Study material: Begin

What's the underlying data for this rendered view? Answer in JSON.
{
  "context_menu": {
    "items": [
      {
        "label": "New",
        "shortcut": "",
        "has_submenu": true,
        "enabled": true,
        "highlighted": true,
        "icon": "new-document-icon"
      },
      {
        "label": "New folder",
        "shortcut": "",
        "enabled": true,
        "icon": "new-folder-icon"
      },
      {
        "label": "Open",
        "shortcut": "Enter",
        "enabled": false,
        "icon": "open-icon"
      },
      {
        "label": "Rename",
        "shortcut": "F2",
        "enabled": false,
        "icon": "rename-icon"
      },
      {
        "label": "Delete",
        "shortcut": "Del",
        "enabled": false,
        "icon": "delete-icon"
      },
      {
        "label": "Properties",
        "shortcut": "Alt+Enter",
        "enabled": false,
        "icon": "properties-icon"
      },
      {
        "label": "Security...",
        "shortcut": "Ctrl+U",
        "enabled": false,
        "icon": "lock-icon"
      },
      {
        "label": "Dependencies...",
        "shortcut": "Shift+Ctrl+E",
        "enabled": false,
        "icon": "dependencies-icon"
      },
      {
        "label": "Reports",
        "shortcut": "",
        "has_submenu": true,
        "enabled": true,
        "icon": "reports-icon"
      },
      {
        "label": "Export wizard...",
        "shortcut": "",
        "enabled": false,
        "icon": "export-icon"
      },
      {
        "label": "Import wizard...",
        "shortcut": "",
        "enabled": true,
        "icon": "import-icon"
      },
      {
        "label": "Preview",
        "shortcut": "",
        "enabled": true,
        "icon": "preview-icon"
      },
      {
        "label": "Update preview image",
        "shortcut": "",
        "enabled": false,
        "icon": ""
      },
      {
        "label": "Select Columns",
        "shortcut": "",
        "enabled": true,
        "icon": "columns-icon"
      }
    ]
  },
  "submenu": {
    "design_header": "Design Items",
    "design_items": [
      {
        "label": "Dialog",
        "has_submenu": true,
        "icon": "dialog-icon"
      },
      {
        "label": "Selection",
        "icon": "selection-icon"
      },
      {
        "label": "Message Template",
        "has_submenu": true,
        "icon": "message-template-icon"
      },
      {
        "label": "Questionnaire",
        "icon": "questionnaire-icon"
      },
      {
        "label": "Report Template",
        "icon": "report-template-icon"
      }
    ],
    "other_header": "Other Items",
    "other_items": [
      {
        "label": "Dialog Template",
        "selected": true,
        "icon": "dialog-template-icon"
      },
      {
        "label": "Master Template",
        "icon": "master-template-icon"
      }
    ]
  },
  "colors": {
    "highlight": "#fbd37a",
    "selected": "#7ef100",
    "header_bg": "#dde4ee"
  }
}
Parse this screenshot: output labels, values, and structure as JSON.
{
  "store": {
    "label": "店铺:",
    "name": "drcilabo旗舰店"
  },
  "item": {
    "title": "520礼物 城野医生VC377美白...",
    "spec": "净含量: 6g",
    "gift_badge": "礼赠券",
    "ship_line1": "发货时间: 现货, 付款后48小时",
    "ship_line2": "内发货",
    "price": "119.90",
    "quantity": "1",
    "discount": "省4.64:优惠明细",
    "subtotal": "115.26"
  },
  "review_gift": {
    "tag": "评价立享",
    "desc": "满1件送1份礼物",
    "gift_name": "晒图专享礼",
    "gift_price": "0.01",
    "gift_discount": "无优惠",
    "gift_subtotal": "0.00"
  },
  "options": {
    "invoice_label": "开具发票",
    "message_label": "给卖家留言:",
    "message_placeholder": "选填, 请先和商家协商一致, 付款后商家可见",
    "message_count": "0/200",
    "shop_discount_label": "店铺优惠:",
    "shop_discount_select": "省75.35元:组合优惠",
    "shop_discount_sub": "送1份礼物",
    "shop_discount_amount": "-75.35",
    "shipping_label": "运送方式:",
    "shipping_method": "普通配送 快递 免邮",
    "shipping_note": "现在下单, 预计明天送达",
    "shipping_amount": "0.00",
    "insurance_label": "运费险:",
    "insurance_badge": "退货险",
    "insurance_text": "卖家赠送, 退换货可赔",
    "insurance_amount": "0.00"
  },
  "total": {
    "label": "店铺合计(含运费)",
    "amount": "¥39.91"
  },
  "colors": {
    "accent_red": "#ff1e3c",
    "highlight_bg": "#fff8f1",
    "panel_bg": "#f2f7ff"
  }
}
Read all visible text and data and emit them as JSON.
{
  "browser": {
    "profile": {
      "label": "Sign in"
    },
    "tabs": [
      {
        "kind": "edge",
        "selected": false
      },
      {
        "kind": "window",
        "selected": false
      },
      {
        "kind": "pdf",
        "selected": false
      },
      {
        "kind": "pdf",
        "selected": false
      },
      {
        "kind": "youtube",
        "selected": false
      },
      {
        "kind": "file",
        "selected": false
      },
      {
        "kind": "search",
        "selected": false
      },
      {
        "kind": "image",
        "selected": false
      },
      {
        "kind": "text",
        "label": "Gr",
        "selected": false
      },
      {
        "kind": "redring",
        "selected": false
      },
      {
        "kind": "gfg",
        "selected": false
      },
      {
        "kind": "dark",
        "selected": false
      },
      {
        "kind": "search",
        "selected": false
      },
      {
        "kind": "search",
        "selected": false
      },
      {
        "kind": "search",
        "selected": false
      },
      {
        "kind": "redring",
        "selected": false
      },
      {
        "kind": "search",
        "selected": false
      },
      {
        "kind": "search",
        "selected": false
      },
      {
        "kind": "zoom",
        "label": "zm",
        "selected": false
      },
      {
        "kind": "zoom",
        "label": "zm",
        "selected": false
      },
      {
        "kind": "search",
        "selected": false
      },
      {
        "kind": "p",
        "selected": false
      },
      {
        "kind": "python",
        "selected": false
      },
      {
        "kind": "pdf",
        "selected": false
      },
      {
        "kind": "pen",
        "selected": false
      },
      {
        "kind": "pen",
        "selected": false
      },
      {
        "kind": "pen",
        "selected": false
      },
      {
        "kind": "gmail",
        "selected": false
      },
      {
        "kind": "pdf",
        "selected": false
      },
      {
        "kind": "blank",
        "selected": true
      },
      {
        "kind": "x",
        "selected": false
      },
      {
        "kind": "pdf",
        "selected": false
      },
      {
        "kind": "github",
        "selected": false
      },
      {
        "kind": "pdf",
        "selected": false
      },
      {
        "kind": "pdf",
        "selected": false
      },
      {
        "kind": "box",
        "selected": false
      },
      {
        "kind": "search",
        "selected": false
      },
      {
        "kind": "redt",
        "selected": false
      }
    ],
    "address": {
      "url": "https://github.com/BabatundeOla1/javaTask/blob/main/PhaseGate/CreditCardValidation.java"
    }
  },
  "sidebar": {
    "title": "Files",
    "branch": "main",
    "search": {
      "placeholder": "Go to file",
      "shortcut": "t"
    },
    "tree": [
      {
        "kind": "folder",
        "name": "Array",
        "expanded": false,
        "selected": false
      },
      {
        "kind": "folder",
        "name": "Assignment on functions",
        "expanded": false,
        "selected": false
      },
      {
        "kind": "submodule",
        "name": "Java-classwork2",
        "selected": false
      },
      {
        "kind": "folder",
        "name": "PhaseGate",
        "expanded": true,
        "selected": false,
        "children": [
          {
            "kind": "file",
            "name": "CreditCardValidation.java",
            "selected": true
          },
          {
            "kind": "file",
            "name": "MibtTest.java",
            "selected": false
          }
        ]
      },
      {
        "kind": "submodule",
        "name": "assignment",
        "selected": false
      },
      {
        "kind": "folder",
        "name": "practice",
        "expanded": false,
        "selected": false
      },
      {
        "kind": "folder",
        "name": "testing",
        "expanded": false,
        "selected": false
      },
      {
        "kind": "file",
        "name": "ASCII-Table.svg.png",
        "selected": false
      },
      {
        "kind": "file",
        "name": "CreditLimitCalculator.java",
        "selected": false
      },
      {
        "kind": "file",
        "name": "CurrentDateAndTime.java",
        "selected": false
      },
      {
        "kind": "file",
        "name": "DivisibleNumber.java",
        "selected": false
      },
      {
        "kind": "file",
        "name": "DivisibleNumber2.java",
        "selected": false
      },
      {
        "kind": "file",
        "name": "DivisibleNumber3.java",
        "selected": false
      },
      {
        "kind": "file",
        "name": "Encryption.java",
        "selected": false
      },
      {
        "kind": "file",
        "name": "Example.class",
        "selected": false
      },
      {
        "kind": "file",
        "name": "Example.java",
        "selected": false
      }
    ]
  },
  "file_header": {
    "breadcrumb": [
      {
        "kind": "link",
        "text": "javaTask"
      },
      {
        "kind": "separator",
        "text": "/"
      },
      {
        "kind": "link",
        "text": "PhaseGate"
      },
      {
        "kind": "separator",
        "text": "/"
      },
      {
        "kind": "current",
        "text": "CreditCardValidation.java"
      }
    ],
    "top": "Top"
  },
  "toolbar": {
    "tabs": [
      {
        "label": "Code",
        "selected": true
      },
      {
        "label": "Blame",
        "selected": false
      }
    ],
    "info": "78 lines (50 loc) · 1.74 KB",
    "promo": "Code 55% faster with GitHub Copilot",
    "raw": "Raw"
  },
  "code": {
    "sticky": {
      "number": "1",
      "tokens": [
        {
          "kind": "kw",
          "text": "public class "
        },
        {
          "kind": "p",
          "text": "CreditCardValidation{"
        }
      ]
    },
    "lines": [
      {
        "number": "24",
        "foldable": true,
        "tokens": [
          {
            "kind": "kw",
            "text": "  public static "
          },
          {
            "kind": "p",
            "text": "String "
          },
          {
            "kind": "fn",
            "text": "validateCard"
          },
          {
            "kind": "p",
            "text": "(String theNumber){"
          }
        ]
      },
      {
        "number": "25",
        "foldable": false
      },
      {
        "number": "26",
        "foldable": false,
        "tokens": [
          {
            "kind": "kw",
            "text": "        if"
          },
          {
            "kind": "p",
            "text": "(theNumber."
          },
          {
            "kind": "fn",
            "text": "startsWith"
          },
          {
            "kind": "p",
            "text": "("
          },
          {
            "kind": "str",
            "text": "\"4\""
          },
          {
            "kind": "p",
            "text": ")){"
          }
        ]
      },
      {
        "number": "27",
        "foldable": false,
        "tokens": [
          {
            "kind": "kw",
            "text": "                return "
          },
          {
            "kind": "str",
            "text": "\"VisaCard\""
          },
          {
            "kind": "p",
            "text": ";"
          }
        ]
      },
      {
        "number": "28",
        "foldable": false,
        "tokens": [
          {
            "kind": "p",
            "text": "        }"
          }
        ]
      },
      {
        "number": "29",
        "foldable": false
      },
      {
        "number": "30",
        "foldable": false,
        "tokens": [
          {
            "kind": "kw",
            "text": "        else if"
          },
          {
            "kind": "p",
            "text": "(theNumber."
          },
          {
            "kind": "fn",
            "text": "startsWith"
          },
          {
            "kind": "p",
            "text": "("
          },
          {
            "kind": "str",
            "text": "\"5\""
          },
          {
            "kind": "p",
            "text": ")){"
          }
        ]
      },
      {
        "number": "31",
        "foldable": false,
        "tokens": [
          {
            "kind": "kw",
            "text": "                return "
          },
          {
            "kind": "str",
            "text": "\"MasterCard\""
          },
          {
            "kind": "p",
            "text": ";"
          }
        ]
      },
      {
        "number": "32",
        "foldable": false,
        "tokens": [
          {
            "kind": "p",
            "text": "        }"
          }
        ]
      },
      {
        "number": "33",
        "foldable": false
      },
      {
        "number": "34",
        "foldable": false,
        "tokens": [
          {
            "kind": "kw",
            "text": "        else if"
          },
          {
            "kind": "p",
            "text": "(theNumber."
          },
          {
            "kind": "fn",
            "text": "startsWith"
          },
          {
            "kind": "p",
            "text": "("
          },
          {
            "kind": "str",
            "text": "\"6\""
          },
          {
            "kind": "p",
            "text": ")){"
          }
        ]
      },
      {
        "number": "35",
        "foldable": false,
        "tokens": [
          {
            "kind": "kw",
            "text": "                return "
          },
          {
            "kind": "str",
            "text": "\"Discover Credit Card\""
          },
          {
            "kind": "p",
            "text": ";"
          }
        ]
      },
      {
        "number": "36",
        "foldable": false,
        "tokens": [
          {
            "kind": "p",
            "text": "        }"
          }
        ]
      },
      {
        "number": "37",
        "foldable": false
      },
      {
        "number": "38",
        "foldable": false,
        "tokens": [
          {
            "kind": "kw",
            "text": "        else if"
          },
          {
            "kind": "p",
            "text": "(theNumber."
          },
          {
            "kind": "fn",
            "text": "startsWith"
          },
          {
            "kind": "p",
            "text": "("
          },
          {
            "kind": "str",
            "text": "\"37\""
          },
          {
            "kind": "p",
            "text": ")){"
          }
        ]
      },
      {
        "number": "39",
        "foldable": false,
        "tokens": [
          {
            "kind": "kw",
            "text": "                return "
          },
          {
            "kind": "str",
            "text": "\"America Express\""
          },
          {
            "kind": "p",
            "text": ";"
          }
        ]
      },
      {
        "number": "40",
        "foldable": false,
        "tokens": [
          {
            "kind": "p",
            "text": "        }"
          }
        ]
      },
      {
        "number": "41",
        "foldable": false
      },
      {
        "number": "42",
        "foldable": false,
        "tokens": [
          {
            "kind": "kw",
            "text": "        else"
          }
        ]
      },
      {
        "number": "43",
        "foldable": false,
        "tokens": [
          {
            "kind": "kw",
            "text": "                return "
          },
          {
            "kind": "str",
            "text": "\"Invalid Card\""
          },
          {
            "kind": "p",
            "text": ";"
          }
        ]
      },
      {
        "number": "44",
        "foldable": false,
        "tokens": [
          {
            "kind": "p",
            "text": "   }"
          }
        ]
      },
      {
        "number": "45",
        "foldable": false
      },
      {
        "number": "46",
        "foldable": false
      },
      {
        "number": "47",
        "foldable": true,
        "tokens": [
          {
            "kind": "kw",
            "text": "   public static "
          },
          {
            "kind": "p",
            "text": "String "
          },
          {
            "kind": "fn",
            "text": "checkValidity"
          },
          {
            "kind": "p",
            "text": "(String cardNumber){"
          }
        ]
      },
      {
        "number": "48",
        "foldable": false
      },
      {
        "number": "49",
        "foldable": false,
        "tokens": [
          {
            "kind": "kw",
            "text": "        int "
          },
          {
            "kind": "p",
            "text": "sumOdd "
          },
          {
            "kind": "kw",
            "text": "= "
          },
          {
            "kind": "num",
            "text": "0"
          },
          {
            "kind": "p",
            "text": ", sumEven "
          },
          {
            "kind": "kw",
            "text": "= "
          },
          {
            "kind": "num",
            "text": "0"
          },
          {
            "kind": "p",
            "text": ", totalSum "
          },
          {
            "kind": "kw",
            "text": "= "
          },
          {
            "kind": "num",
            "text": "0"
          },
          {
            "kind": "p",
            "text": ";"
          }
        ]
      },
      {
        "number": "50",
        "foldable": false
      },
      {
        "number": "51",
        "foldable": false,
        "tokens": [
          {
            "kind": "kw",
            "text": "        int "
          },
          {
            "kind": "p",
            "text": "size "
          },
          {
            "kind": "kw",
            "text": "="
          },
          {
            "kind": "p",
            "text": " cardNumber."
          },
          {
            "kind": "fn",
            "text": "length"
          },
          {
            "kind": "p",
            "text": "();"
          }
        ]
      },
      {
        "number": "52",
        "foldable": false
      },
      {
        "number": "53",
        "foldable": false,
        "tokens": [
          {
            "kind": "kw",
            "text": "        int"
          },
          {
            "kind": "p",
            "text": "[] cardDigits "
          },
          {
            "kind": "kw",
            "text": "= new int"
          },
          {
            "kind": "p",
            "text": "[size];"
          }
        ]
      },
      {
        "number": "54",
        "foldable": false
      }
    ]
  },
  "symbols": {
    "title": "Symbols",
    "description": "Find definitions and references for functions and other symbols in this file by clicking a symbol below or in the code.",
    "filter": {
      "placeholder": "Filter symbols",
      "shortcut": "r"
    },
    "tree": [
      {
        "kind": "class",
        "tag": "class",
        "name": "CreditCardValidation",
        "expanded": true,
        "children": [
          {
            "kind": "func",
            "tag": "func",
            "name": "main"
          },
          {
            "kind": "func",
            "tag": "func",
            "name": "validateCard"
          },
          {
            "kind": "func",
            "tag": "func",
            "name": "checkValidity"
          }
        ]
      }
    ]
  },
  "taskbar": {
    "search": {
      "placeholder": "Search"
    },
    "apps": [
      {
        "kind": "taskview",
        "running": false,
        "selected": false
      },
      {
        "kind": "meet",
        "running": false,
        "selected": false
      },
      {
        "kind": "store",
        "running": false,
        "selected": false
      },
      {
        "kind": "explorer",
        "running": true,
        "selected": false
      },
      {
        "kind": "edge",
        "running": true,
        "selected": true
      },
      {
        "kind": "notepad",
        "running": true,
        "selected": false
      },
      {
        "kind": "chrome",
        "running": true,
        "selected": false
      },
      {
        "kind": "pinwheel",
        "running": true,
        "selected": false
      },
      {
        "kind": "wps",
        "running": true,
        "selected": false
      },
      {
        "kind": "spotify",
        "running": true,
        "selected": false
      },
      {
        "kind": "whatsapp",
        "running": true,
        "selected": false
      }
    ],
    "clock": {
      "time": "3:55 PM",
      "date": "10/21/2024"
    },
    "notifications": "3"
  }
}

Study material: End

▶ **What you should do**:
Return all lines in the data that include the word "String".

▶ **Your response**:
            "text": "String "
            "text": "(String theNumber){"
            "text": "String "
            "text": "(String cardNumber){"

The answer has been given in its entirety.